Tuesday, January 18, 2011

CodeIgniter and Caching, a love hate relationship

As I am sure you have realized by now I am a huge fan of CodeIgniter. I find it amazingly easy to work with and feel that it really stays out of my way when I need it to. That being said one of its few weak spots is caching. Lets be clear I am talking about page caching now query caching which has its own short coming but in general can be useful.

Page caching in CodeIgniter is an all or nothing affair. Meaning that you either cache a full page or you don't cache anything. This might have been useful in the 90's when websites were far less interactive than they are today. However in the modern age of web design pages often have dynamic content that changes on a per user basis. For instance showing a users name at the top of a page when they are logged in, or providing an administration option if someone has the proper security clearance. These things would cause a page to look different from one user to the next. This simply isn't possible with the default implementation of caching, the last thing we need is having someone without clearance to be able to know more about our sites administration area.

Many people have written caching libraries for CI and I am sure there are some good ones. All of them lack the shear simplicity of CI's implementation, so here is my stab at it.

The name of this library is called scache for s(imple)cache it has one relatively small library file and a config file. If you would prefer you can combine the config file with CI's config file.

This library lets you cache whatever you need whether that be a full page or a small page segment. You define the unique key used to retrieve the cache file.

The library methods are as follows:


$this->scache->clear($key);
$this->scache->read($key);
$this->scache->write($key);


The clear method should generally be used to clear a cache file if you cannot wait for it to expire normally. Say for example you allow commenting on a page you obviously don't want your users to have to wait several minutes before they can view what they posted. Speaking of expiration, remember that config file I told you about? It only has a single line which defines how long to cache a file in minutes here are its contents:


$config['cache_expiration'] = 1;


Let's see this sucker in action now.

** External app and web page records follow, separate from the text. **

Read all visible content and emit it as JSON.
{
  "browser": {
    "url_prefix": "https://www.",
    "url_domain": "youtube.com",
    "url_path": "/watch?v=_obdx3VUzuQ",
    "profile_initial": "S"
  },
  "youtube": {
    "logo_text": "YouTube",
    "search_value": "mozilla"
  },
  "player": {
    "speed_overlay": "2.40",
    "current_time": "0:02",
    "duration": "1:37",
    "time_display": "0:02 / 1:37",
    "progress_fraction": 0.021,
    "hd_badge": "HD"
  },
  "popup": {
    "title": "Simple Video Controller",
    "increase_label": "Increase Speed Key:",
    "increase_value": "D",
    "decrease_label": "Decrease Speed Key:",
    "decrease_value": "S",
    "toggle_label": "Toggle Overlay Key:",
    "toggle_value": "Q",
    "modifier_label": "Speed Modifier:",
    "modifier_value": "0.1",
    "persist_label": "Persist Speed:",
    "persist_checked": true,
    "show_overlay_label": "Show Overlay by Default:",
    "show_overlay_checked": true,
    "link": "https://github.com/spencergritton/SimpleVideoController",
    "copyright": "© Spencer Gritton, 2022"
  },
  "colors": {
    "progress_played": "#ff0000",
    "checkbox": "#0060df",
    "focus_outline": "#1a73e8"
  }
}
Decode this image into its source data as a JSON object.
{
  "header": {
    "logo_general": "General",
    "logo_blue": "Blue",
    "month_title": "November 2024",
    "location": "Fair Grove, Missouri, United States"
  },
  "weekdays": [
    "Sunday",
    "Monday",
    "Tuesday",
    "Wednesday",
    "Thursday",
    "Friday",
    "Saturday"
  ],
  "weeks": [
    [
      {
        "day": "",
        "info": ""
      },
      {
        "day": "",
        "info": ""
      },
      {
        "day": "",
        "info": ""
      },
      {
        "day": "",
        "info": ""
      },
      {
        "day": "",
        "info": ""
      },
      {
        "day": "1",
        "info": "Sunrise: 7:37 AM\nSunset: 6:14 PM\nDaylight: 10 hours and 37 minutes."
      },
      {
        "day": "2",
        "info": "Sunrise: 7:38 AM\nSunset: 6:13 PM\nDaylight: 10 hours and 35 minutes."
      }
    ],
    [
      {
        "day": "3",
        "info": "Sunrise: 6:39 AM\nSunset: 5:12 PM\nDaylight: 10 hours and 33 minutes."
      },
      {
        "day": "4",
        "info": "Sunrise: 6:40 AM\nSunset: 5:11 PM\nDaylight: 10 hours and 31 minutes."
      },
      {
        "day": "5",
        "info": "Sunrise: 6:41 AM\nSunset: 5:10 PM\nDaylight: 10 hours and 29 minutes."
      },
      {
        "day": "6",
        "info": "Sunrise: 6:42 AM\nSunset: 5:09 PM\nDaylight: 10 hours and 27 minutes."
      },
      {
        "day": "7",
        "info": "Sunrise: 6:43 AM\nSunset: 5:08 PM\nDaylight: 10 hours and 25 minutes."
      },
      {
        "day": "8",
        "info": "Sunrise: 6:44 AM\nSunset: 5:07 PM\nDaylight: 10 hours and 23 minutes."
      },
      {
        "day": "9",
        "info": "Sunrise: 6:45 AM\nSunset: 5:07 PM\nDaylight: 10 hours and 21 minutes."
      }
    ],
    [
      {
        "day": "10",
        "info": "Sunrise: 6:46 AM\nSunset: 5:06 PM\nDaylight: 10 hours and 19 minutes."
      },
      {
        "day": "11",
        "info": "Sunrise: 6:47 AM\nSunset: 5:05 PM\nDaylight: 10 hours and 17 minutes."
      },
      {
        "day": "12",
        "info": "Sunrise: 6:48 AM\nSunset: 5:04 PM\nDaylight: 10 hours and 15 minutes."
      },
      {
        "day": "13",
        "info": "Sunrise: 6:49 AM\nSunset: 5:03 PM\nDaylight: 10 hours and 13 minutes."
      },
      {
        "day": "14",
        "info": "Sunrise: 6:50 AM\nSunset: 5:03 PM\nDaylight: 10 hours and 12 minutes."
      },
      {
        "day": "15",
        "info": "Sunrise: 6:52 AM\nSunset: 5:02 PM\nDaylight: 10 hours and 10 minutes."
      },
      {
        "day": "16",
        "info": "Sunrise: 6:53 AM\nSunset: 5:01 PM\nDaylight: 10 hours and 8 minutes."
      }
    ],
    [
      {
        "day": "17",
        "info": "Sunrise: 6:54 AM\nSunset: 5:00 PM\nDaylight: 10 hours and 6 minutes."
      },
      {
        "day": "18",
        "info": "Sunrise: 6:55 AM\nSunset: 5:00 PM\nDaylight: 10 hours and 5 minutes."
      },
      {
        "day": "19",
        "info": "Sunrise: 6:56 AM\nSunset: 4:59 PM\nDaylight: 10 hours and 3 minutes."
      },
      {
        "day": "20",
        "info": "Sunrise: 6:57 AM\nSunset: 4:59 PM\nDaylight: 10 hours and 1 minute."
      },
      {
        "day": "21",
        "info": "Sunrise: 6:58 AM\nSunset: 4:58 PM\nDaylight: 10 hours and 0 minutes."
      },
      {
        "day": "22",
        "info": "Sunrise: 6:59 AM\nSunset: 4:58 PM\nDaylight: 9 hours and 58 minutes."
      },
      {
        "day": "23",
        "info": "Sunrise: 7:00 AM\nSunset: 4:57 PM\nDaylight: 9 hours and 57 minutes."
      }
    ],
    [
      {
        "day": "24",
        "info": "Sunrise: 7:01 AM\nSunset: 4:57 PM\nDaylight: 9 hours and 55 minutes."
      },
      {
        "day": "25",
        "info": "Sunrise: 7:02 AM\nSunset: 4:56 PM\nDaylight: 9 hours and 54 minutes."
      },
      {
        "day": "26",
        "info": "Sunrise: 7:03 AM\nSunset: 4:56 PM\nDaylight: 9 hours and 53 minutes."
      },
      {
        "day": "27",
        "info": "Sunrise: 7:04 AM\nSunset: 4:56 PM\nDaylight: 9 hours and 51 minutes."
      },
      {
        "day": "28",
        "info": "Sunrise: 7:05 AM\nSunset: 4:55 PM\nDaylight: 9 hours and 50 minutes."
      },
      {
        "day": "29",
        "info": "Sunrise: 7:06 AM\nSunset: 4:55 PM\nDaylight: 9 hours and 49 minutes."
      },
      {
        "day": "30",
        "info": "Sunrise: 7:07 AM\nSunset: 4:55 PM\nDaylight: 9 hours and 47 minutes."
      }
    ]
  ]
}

if(!$cache = $this->scache->read($key))
{
    //Build your view data array here
    //
    //
    //
    $cache = $this->load->view('page_segment', $data, true);
    $this->scache->write($key, $cache);
}
$this->load->view('full_page', array('segment'=>$cache));


Somethings to keep in mind looking at this implementation:
  1. The key value can be whatever you want, as long as it is always unique to that particular page segment. The key is how the library will name and find the cache file so it needs to be unique.
  2. In this setup I have a wrapper called "full_page". This file would include things like the main nav the logo the footer etc. Where as "page_segment" is only meant to contain something that will remain static like an 'About Us' paragraph or something.
  3. Remember the data contained in "page_segment" should not change between users or at least not change much.
Below is a link to a zip of both the library and the config file. Please let me know if you have any issues.

http://dl.dropbox.com/u/13081549/Scache.zip

8 comments:

  1. Thanks, this has given me a useful headstart with caching on my website. I couldn't use the default web page caching feature because our site uses a post_controller hook to count page impressions, but I have incorporated your library into the template library I already use, and I think it might work...

    ReplyDelete
  2. Thanks, It works like a charm, exactly what I needed. I wonder can the fread be replaced with file_get_contents ?

    ReplyDelete
    Replies
    1. The expiration for a cache file is written in the file. So doing a file_get_contents would return more than just the file data. A fread is necessary because the first line of the file is read to determine if the cache is stale.

      If not then the rest of the cached file is returned.

      If so then the cache is rebuilt.

      Delete
  3. function read($key)
    {
    $filepath = $this->path.md5($key);

    if ( ! @is_file($filepath))
    return false;

    $cache = file_get_contents($filepath);

    list($time_of_cachefile,$cache) = explode("\n",$cache,2);
    $now = ( isset($_SERVER['REQUEST_TIME']) ) ? $_SERVER['REQUEST_TIME'] : time();

    if ($now < (int) $time_of_cachefile) return $cache;
    @unlink($filepath);

    return false;
    }

    ReplyDelete
    Replies
    1. This solution isn't as efficient as the one already implemented. The reason being that with this solution the cache is read in regardless of if it will be used or not. The cache could be rather large so allocating that much memory for something that will just be deleted seems less than optimal.

      It's much better to do a fread and determine from that if the rest of the cache file should be read or if the cache should be expired. Also additional data can be put in the "cache header" that would be read in.

      Delete
  4. Hi am I missing something? In your code I see

    $size = filesize($filepath);
    if($size > 0)$cache = fread($fp, $size);

    That reads the complete file, after that you check the time and if that is not ok you delete the file, also reading the complete file and deleting it. An improvement could be reading the first line with

    $expire = fgets($fp, 4096);
    fseek($fp, 0)
    fread($fp, $size);

    am I right?

    ReplyDelete
  5. This comment has been removed by the author.

    ReplyDelete
  6. Caches been saved in applications folder :( where did i misconfigure?

    ReplyDelete